Google said Thursday it had signed “individual agreements” on payment of copyright with French newspapers and magazines after months of wrangling over the sharing of revenue from posting news in search results.
Signatories to the agreement included the main French dailies Le Monde, Le Figaro and Liberation, as well as magazines such as L’Express, L’Obs and Courrier International.
In a statement, Google France director Sébastien Missoffe said discussions with other media groups were continuing, with the aim of reaching “a framework agreement by the end of the year.”
The announcement came after a Paris appeals court ruled last month that the US giant must continue to negotiate with French press editors over a new EU law on so-called “neighboring rights” that requires a payment for the dissemination of topical content with Internet searches.
Ailing news outlets have long been in turmoil over Google’s inability to give them a share of the millions it earns from ads displayed with news search results.
But Google had refused to comply with digital copyright law, saying media groups were already profiting by receiving millions of visits to their websites.
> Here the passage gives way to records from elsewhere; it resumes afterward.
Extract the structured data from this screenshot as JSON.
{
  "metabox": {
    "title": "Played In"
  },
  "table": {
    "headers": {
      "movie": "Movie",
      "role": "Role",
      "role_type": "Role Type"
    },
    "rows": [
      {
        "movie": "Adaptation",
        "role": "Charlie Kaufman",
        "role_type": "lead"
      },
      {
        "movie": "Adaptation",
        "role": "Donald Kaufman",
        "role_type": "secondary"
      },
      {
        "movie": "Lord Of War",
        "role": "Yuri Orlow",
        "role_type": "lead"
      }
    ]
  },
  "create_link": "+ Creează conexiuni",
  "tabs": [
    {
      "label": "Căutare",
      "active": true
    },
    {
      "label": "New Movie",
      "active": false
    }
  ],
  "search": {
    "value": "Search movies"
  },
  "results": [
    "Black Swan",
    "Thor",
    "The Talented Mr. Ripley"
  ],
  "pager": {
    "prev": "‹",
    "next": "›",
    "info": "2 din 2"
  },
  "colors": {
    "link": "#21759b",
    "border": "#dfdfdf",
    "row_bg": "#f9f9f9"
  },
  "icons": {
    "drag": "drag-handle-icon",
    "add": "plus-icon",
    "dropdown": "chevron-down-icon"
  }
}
Financial details were not disclosed, but Missoffe said Google said payments would be based on criteria such as daily post volumes, monthly internet traffic and “publisher’s contribution to political news and general “.